• [EXERCISE OBJECTIVE] Reproduce every entry exactly.

• [DATASET RECORDS]
####################
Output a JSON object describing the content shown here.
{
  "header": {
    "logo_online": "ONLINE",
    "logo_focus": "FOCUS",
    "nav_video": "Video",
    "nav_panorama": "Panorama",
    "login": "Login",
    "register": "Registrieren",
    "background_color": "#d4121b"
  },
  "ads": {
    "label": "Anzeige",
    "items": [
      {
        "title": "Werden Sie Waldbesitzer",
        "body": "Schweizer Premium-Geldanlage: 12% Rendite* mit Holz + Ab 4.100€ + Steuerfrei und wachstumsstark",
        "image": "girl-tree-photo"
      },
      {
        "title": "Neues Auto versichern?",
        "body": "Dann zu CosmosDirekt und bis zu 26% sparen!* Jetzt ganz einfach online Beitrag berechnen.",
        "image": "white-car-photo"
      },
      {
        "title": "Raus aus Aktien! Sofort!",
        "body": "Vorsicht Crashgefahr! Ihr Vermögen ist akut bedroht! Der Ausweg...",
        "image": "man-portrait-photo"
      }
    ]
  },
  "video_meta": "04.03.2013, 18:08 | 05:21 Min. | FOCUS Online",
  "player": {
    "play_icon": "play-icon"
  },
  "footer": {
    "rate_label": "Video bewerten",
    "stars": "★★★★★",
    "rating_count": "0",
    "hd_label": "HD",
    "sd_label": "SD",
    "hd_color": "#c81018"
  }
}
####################
• [SOLUTION TO THE EXERCISE]
Output a JSON object describing the content shown here.
{
  "header": {
    "logo_online": "ONLINE",
    "logo_focus": "FOCUS",
    "nav_video": "Video",
    "nav_panorama": "Panorama",
    "login": "Login",
    "register": "Registrieren",
    "background_color": "#d4121b"
  },
  "ads": {
    "label": "Anzeige",
    "items": [
      {
        "title": "Werden Sie Waldbesitzer",
        "body": "Schweizer Premium-Geldanlage: 12% Rendite* mit Holz + Ab 4.100€ + Steuerfrei und wachstumsstark",
        "image": "girl-tree-photo"
      },
      {
        "title": "Neues Auto versichern?",
        "body": "Dann zu CosmosDirekt und bis zu 26% sparen!* Jetzt ganz einfach online Beitrag berechnen.",
        "image": "white-car-photo"
      },
      {
        "title": "Raus aus Aktien! Sofort!",
        "body": "Vorsicht Crashgefahr! Ihr Vermögen ist akut bedroht! Der Ausweg...",
        "image": "man-portrait-photo"
      }
    ]
  },
  "video_meta": "04.03.2013, 18:08 | 05:21 Min. | FOCUS Online",
  "player": {
    "play_icon": "play-icon"
  },
  "footer": {
    "rate_label": "Video bewerten",
    "stars": "★★★★★",
    "rating_count": "0",
    "hd_label": "HD",
    "sd_label": "SD",
    "hd_color": "#c81018"
  }
}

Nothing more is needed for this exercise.